Panguitch proved a gem of a destination. “Panguitch” is a first people word meaning “big fish”. White pioneers first settled in the surrounding attractive and fertile valley in March 1864. However, the first winter was exceptionally cold and challenging, the latter not least because the crops planted earlier in the year had failed. Seven men braved the elements to bring flour from Parowan, 40 miles away, along what is now roughly Highway 20. The snow was so deep that they had to abandon their oxen and wagon. They reached Parowan by placing a quilt on the deep drifts of snow, walking to the end of the quilt and then putting down a second quilt before retrieving the first one. This became known as the Panguitch Quilt Walk and is still celebrated in an annual festival in the town.

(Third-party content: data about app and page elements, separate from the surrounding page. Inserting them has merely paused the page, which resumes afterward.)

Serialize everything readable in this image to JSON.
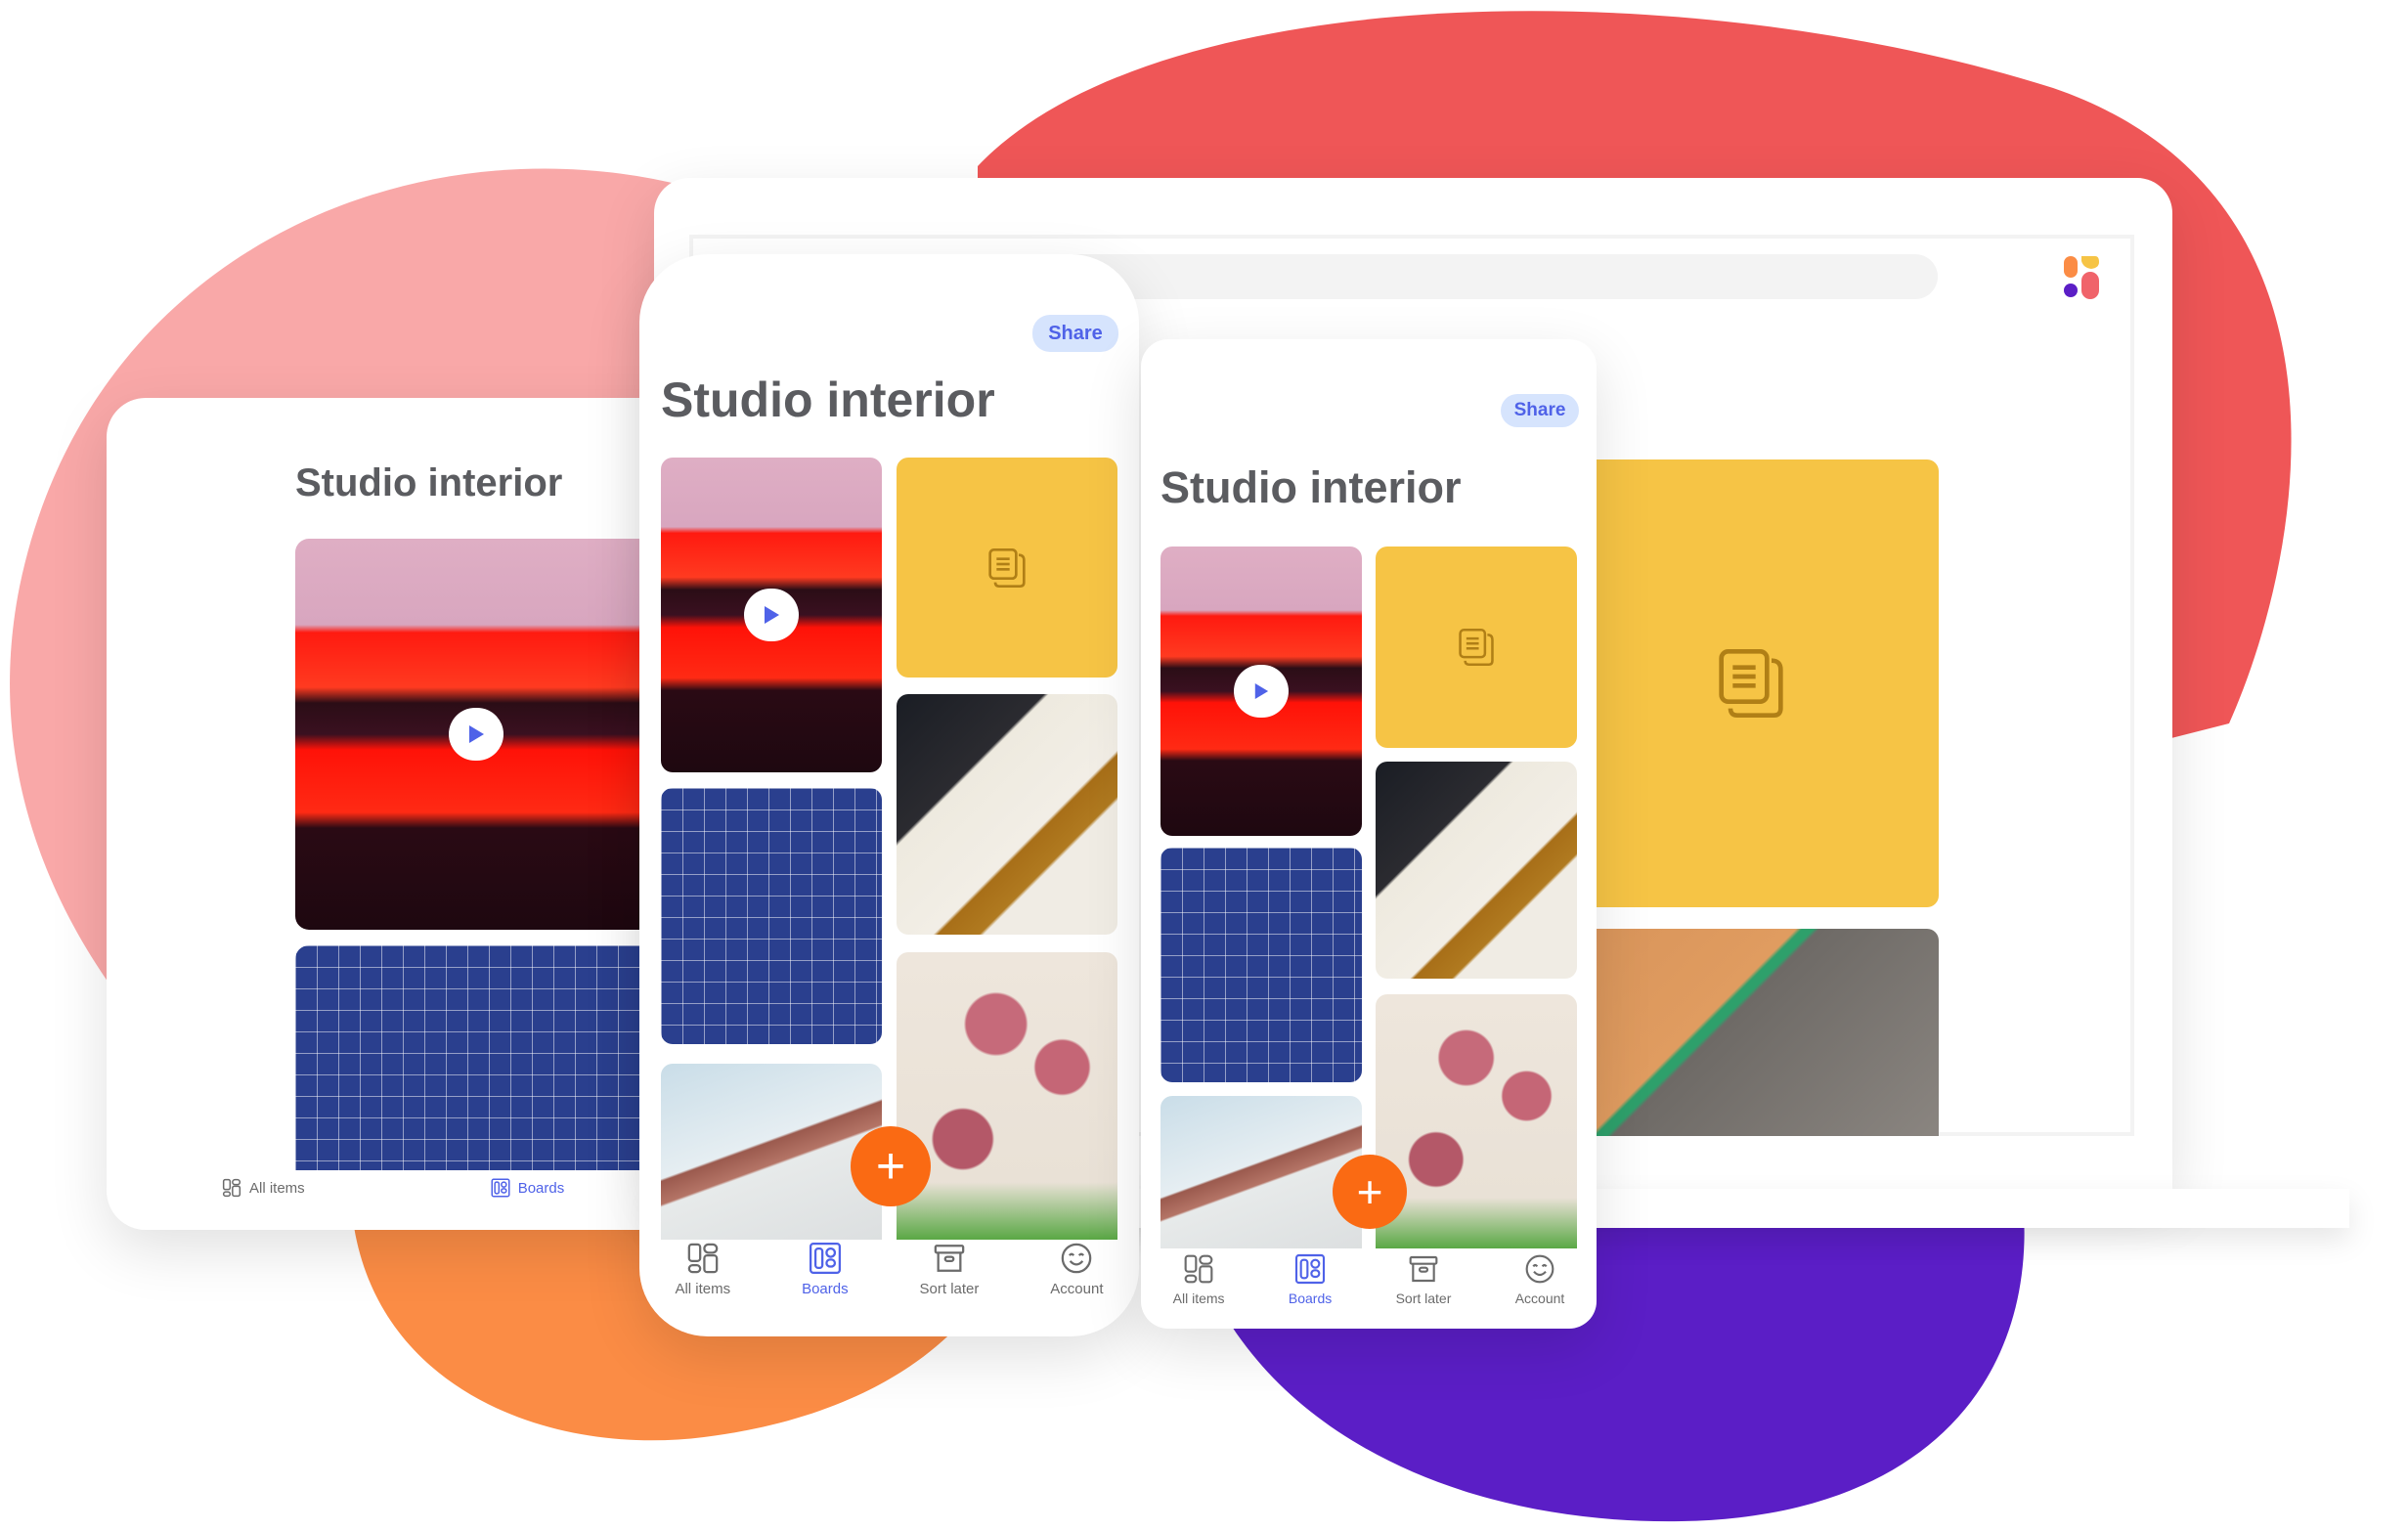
{
  "board": {
    "title": "Studio interior",
    "share_label": "Share"
  },
  "nav": {
    "items": [
      {
        "label": "All items",
        "icon": "all-items-icon",
        "active": false
      },
      {
        "label": "Boards",
        "icon": "boards-icon",
        "active": true
      },
      {
        "label": "Sort later",
        "icon": "archive-box-icon",
        "active": false
      },
      {
        "label": "Account",
        "icon": "smiley-face-icon",
        "active": false
      }
    ]
  },
  "fab": {
    "label": "+"
  },
  "colors": {
    "accent": "#4f62e8",
    "share_bg": "#d6e4fd",
    "note_tile": "#f6c445",
    "fab": "#fa6a13",
    "blob_red": "#ef5657",
    "blob_pink": "#f9a8a8",
    "blob_orange": "#fb8c45",
    "blob_purple": "#5b1ec6",
    "title_text": "#5b5c60"
  },
  "tiles": [
    {
      "type": "video",
      "icon": "play-icon"
    },
    {
      "type": "note",
      "icon": "notes-icon"
    },
    {
      "type": "photo"
    },
    {
      "type": "photo"
    },
    {
      "type": "photo"
    },
    {
      "type": "photo"
    }
  ]
}
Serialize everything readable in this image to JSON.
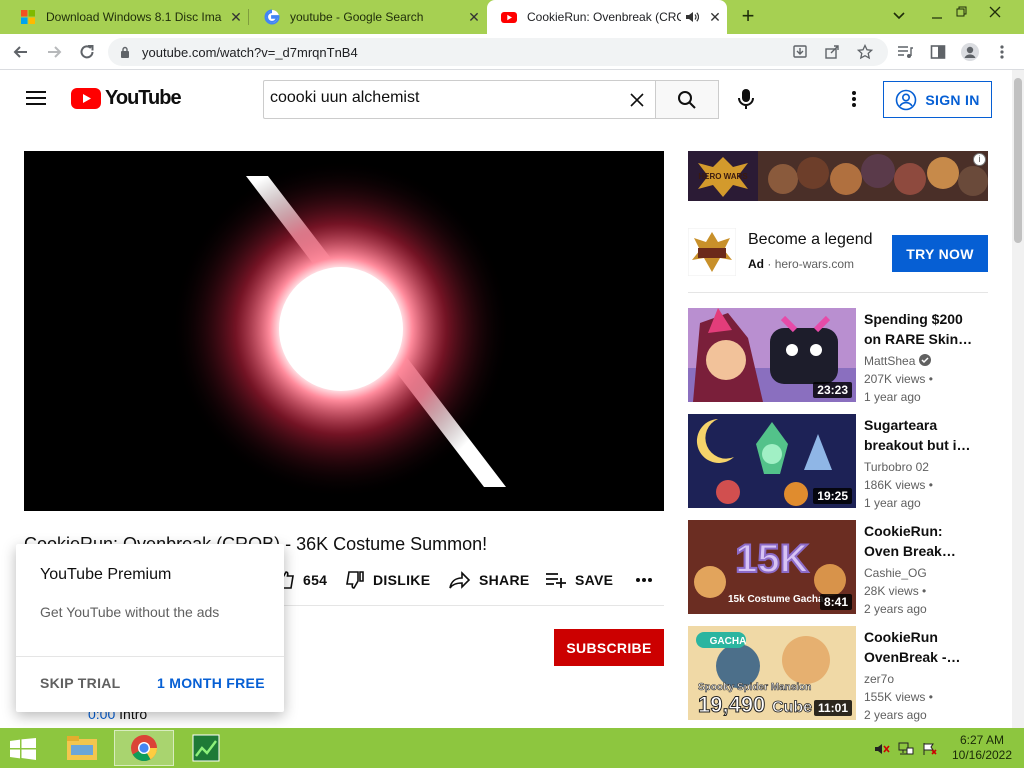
{
  "browser": {
    "tabs": [
      {
        "title": "Download Windows 8.1 Disc Ima",
        "favicon": "windows-icon",
        "active": false
      },
      {
        "title": "youtube - Google Search",
        "favicon": "google-icon",
        "active": false
      },
      {
        "title": "CookieRun: Ovenbreak (CRO",
        "favicon": "youtube-icon",
        "active": true
      }
    ],
    "new_tab_symbol": "+",
    "url": "youtube.com/watch?v=_d7mrqnTnB4"
  },
  "youtube": {
    "logo_text": "YouTube",
    "search_value": "coooki uun alchemist",
    "signin_label": "SIGN IN",
    "brand_red": "#ff0000",
    "accent_blue": "#065fd4"
  },
  "video": {
    "title": "CookieRun: Ovenbreak (CROB) - 36K Costume Summon!",
    "likes": "654",
    "dislike_label": "DISLIKE",
    "share_label": "SHARE",
    "save_label": "SAVE",
    "subscribe_label": "SUBSCRIBE",
    "chapter_time": "0:00",
    "chapter_name": "Intro"
  },
  "premium_popup": {
    "title": "YouTube Premium",
    "subtitle": "Get YouTube without the ads",
    "skip_label": "SKIP TRIAL",
    "cta_label": "1 MONTH FREE"
  },
  "ad": {
    "banner_text": "HERO WARS",
    "headline": "Become a legend",
    "badge": "Ad",
    "domain": "hero-wars.com",
    "cta": "TRY NOW"
  },
  "recommendations": [
    {
      "title1": "Spending $200",
      "title2": "on RARE Skin…",
      "channel": "MattShea",
      "verified": true,
      "views": "207K views •",
      "age": "1 year ago",
      "duration": "23:23"
    },
    {
      "title1": "Sugarteara",
      "title2": "breakout but i…",
      "channel": "Turbobro 02",
      "verified": false,
      "views": "186K views •",
      "age": "1 year ago",
      "duration": "19:25"
    },
    {
      "title1": "CookieRun:",
      "title2": "Oven Break…",
      "channel": "Cashie_OG",
      "verified": false,
      "views": "28K views •",
      "age": "2 years ago",
      "duration": "8:41",
      "thumb_big": "15K",
      "thumb_caption": "15k Costume Gacha"
    },
    {
      "title1": "CookieRun",
      "title2": "OvenBreak -…",
      "channel": "zer7o",
      "verified": false,
      "views": "155K views •",
      "age": "2 years ago",
      "duration": "11:01",
      "thumb_tag": "GACHA",
      "thumb_caption": "Spooky Spider Mansion",
      "thumb_big": "19,490",
      "thumb_unit": "Cube"
    }
  ],
  "taskbar": {
    "time": "6:27 AM",
    "date": "10/16/2022"
  }
}
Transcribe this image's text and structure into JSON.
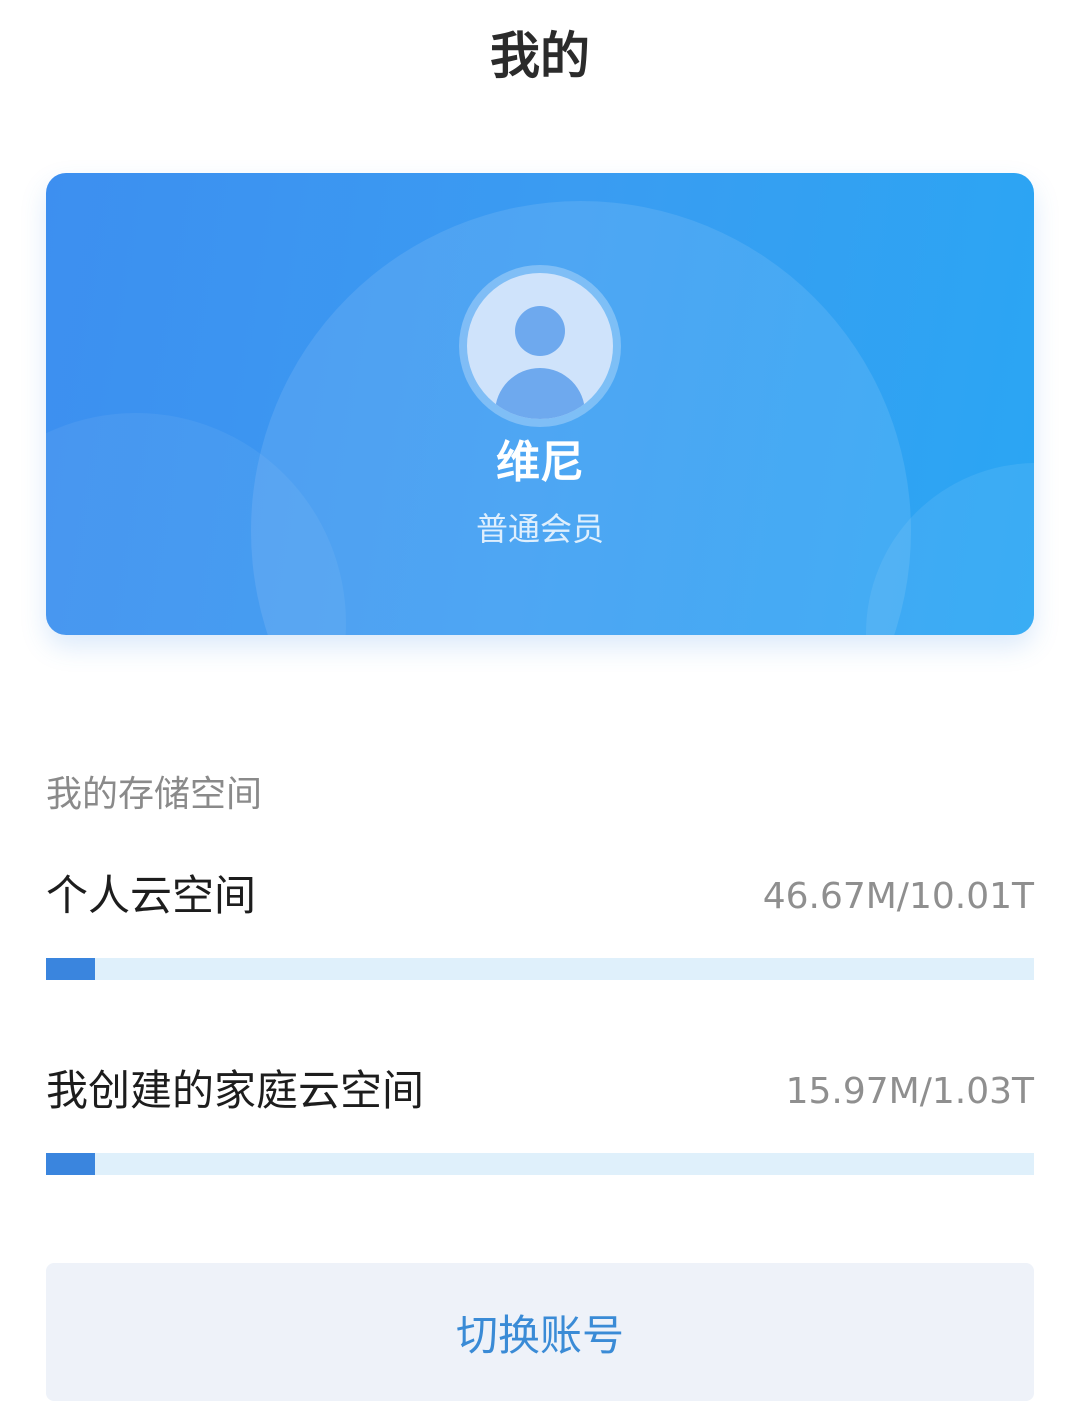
{
  "header": {
    "title": "我的"
  },
  "profile": {
    "name": "维尼",
    "level": "普通会员"
  },
  "storage": {
    "section_label": "我的存储空间",
    "items": [
      {
        "label": "个人云空间",
        "usage": "46.67M/10.01T",
        "fill_fraction": 0.05
      },
      {
        "label": "我创建的家庭云空间",
        "usage": "15.97M/1.03T",
        "fill_fraction": 0.05
      }
    ]
  },
  "actions": {
    "switch_account": "切换账号"
  },
  "colors": {
    "accent": "#3a85de",
    "card_gradient_start": "#3d8ff0",
    "card_gradient_end": "#2aa6f3",
    "track": "#dff0fb"
  },
  "icons": {
    "avatar": "user-avatar-icon"
  }
}
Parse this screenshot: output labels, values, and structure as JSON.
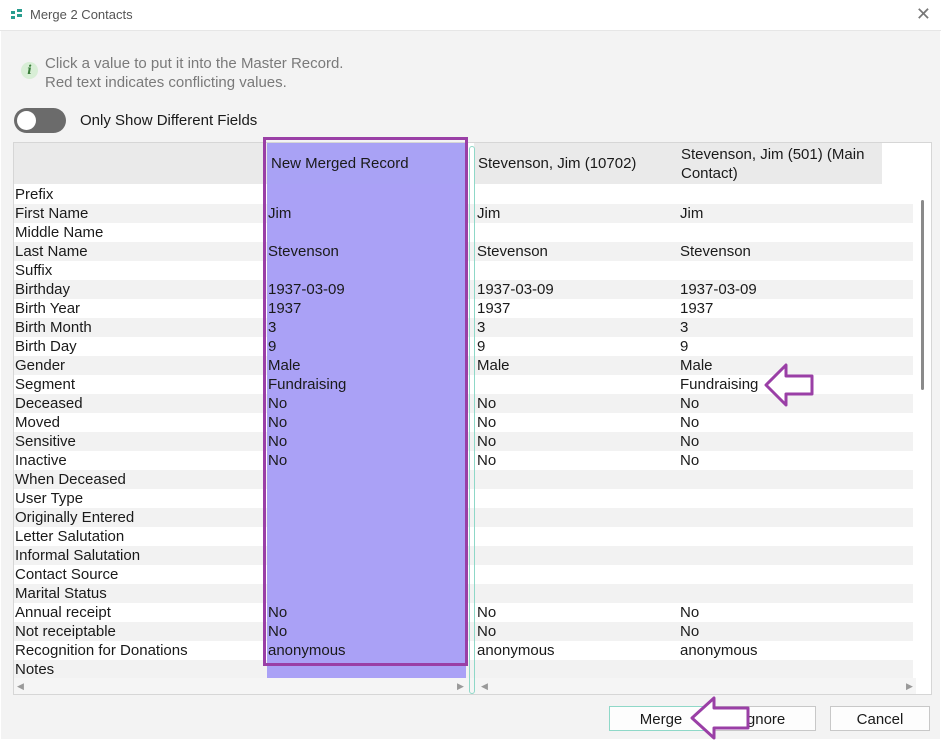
{
  "window": {
    "title": "Merge 2 Contacts"
  },
  "info": {
    "line1": "Click a value to put it into the Master Record.",
    "line2": "Red text indicates conflicting values."
  },
  "toggle": {
    "label": "Only Show Different Fields",
    "state": "off"
  },
  "columns": {
    "merged": "New Merged Record",
    "contact_a": "Stevenson, Jim (10702)",
    "contact_b": "Stevenson, Jim (501) (Main Contact)"
  },
  "rows": [
    {
      "label": "Prefix",
      "merged": "",
      "a": "",
      "b": ""
    },
    {
      "label": "First Name",
      "merged": "Jim",
      "a": "Jim",
      "b": "Jim"
    },
    {
      "label": "Middle Name",
      "merged": "",
      "a": "",
      "b": ""
    },
    {
      "label": "Last Name",
      "merged": "Stevenson",
      "a": "Stevenson",
      "b": "Stevenson"
    },
    {
      "label": "Suffix",
      "merged": "",
      "a": "",
      "b": ""
    },
    {
      "label": "Birthday",
      "merged": "1937-03-09",
      "a": "1937-03-09",
      "b": "1937-03-09"
    },
    {
      "label": "Birth Year",
      "merged": "1937",
      "a": "1937",
      "b": "1937"
    },
    {
      "label": "Birth Month",
      "merged": "3",
      "a": "3",
      "b": "3"
    },
    {
      "label": "Birth Day",
      "merged": "9",
      "a": "9",
      "b": "9"
    },
    {
      "label": "Gender",
      "merged": "Male",
      "a": "Male",
      "b": "Male"
    },
    {
      "label": "Segment",
      "merged": "Fundraising",
      "a": "",
      "b": "Fundraising"
    },
    {
      "label": "Deceased",
      "merged": "No",
      "a": "No",
      "b": "No"
    },
    {
      "label": "Moved",
      "merged": "No",
      "a": "No",
      "b": "No"
    },
    {
      "label": "Sensitive",
      "merged": "No",
      "a": "No",
      "b": "No"
    },
    {
      "label": "Inactive",
      "merged": "No",
      "a": "No",
      "b": "No"
    },
    {
      "label": "When Deceased",
      "merged": "",
      "a": "",
      "b": ""
    },
    {
      "label": "User Type",
      "merged": "",
      "a": "",
      "b": ""
    },
    {
      "label": "Originally Entered",
      "merged": "",
      "a": "",
      "b": ""
    },
    {
      "label": "Letter Salutation",
      "merged": "",
      "a": "",
      "b": ""
    },
    {
      "label": "Informal Salutation",
      "merged": "",
      "a": "",
      "b": ""
    },
    {
      "label": "Contact Source",
      "merged": "",
      "a": "",
      "b": ""
    },
    {
      "label": "Marital Status",
      "merged": "",
      "a": "",
      "b": ""
    },
    {
      "label": "Annual receipt",
      "merged": "No",
      "a": "No",
      "b": "No"
    },
    {
      "label": "Not receiptable",
      "merged": "No",
      "a": "No",
      "b": "No"
    },
    {
      "label": "Recognition for Donations",
      "merged": "anonymous",
      "a": "anonymous",
      "b": "anonymous"
    },
    {
      "label": "Notes",
      "merged": "",
      "a": "",
      "b": ""
    }
  ],
  "buttons": {
    "merge": "Merge",
    "ignore": "Ignore",
    "cancel": "Cancel"
  },
  "colors": {
    "merged_column": "#aaa1f6",
    "highlight": "#9a3fa6",
    "stripe": "#f2f2f2",
    "accent": "#8fd8c8"
  }
}
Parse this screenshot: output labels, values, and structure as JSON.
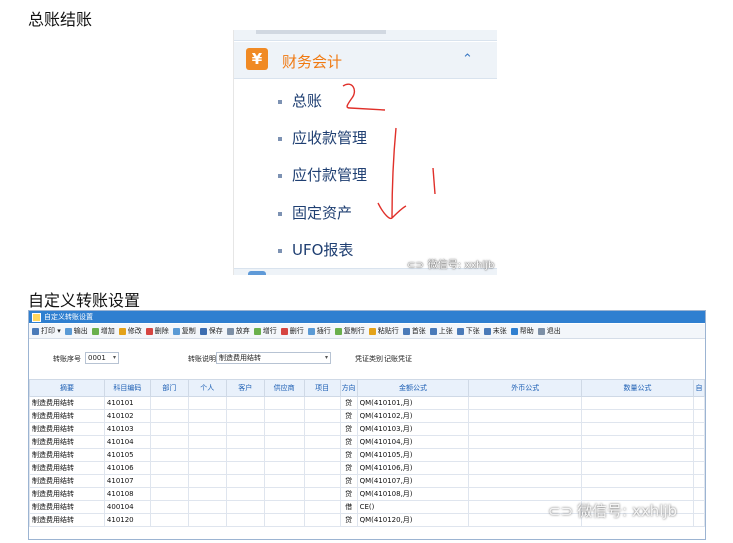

The village was abandoned during the Black Hawk War but resettled in 1871. As the settlement grew, a brick factory was built. The people who made the bricks were not paid with money; instead, they were given bricks in exchange for their labour. This enabled the factory workers and other townspeople to build the large and sometimes elegant brick homes that still stand today. In 2006, all of Panguitch was listed as a historic district in the National Register of Historic Places. Although close to the border with neighbouring Iron, Panguitch is the administrative centre for enormous Garfield County and, fittingly, the county’s elegant courthouse is made overwhelmingly with brick.
Panguitch is larger and more prosperous than Tropic, but, like Tropic, is enclosed by land which lends itself well to arable farming. For about five blocks along Main Street almost every building is old and/or attractive, but more old and attractive buildings exist elsewhere in town. The motels are full of character and most have tall metal roadside signs designed to catch the eye with interesting names, sensuous curves and bright lights. Ghost signs and painted adverts cover many a wall, and among the businesses that seem to do quite well are some antique shops, a smokehouse, a diner, a drive-in, a supermarket, a state liquor store and a small cinema with a cafe in the front, which, among other things, serves very good ice cream. We found the local people, whether genuinely local or in-comers from other more crowded parts of the US, very friendly and happy to share with two UK citizens insights about the town and the surrounding area.
If you have enjoyed “In Search of Unusual Destinations”, have a look at “The USA: Landscapes and Urban Spaces”, which has posts devoted to some of the things that have preoccupied this blog, but from the perspective of only one nation state. Have fun – and I also hope that what you have seen and read have proved informative.